What you need to know:
- I may not have known you for very long, but I know I am not the only one who will live with the void that you have left.
- Everywhere you went and in the things you did, you touched everyone’s heart.
- You might be gone but I know you will still live in us through the work you did.
When you walked in with your dusty boots, majestically, and came to where we were seated with one of your musketeers, and in a way introduced yourself (I knew who you were but we had never met in person), I knew I had met a friend.
I remember the day very well because it was a few days after my birthday, when Olympia Owira abducted me and took me out for a late lunch which turned out to be a very good evening and one treasured.
You walked in with your best friend Blessing Lung'aho, a man you called your twin, and the three of you called yourselves the three musketeers because you were always causing trouble everywhere you went. I woke on Thursday looking forward to a great sunny day, but it turned dark soon after receiving the news of your demise.
The first thing that came to my mind was your wife, Jennifer Kimwati, who has been tirelessly by your side since the accident and your son, and how they were copping. I made a few phone calls and talked to a few people to know what was happening and it broke my heart to know that you were no longer with us.
After your accident in late September, 2018, I had been following your progress, through hospital visits to talking and comforting your family and friends. I remember how your face lit up when I visited you at Nairobi Hospital, where you were admitted. Though you could not move, your smile, which you wore everyday said it all.
I remember talking to your wife before a fundraising that was organised by your friends to raise money for your hospital bill and later being harassed for talking to her and publishing her story. I would later come to learn that despite your condition, you put down your foot and told them to stop and stop they did.
I remember during the premier of “This Is Life”, I harassed you for not keeping your promise about our interview and you told me you will come through later.
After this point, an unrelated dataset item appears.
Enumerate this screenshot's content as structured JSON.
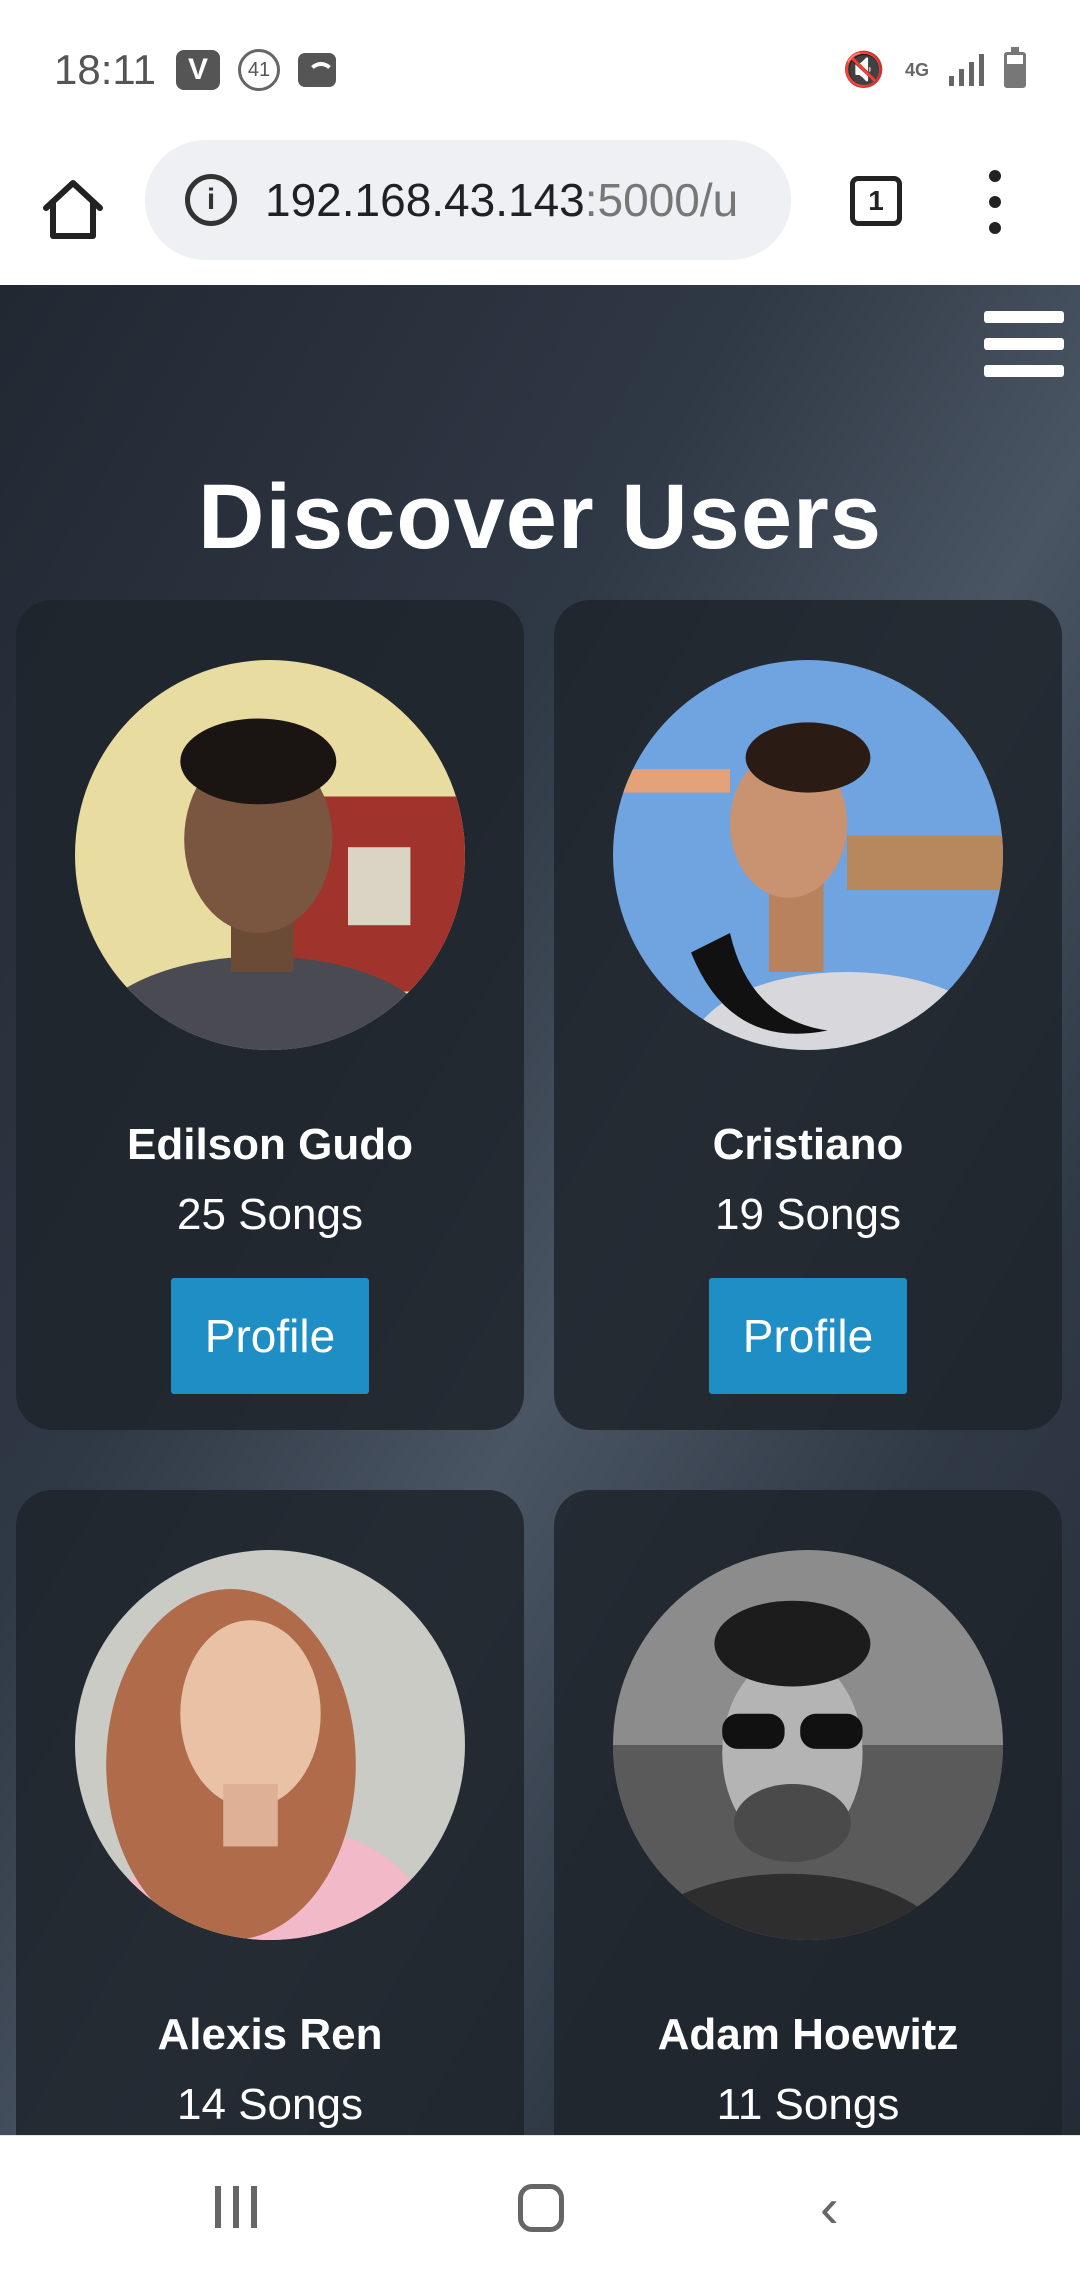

Little did I know that it would be the last time that were hanging out together. It was a good day.
I may not have known you for very long, but I know I am not the only one who will live with the void that you have left. Everywhere you went and in the things you did, you touched everyone’s heart. You might be gone but I know you will still live in us through the work you did. To your wife, son, mother, brother, friends and colleagues, hang in there because he is still smiling at us. Rest easy, Kone.